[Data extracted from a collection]
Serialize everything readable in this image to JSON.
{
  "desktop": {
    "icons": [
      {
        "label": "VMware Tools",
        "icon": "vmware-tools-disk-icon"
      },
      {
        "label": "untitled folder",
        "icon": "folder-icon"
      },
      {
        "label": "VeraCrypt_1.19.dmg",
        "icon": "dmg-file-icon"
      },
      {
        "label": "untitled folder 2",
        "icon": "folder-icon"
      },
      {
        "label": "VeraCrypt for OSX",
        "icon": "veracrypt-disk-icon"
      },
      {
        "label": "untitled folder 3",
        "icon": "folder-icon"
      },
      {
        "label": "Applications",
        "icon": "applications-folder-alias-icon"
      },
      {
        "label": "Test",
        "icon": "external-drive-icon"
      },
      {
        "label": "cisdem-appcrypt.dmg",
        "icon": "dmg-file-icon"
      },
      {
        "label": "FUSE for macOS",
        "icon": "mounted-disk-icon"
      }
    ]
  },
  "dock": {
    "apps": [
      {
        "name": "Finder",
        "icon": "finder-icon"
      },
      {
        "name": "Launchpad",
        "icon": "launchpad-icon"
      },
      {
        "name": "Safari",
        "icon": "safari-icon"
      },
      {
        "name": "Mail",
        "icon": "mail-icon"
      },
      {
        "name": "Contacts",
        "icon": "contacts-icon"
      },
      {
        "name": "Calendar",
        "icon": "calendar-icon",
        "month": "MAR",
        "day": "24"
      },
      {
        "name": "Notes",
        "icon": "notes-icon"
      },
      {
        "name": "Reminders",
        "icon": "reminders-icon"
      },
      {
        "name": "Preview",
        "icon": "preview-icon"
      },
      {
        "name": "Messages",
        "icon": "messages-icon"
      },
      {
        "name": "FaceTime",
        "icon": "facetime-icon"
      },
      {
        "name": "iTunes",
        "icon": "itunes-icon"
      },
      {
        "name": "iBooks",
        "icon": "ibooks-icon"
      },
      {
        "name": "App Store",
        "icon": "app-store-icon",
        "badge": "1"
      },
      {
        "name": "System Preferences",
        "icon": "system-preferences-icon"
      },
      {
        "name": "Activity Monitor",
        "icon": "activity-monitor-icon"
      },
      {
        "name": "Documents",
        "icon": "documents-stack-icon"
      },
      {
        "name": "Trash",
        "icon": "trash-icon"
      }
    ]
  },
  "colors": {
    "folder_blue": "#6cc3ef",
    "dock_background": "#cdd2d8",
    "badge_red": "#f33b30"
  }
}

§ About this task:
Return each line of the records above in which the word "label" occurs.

§ Response to the exercise:
        "label": "VMware Tools",
        "label": "untitled folder",
        "label": "VeraCrypt_1.19.dmg",
        "label": "untitled folder 2",
        "label": "VeraCrypt for OSX",
        "label": "untitled folder 3",
        "label": "Applications",
        "label": "Test",
        "label": "cisdem-appcrypt.dmg",
        "label": "FUSE for macOS",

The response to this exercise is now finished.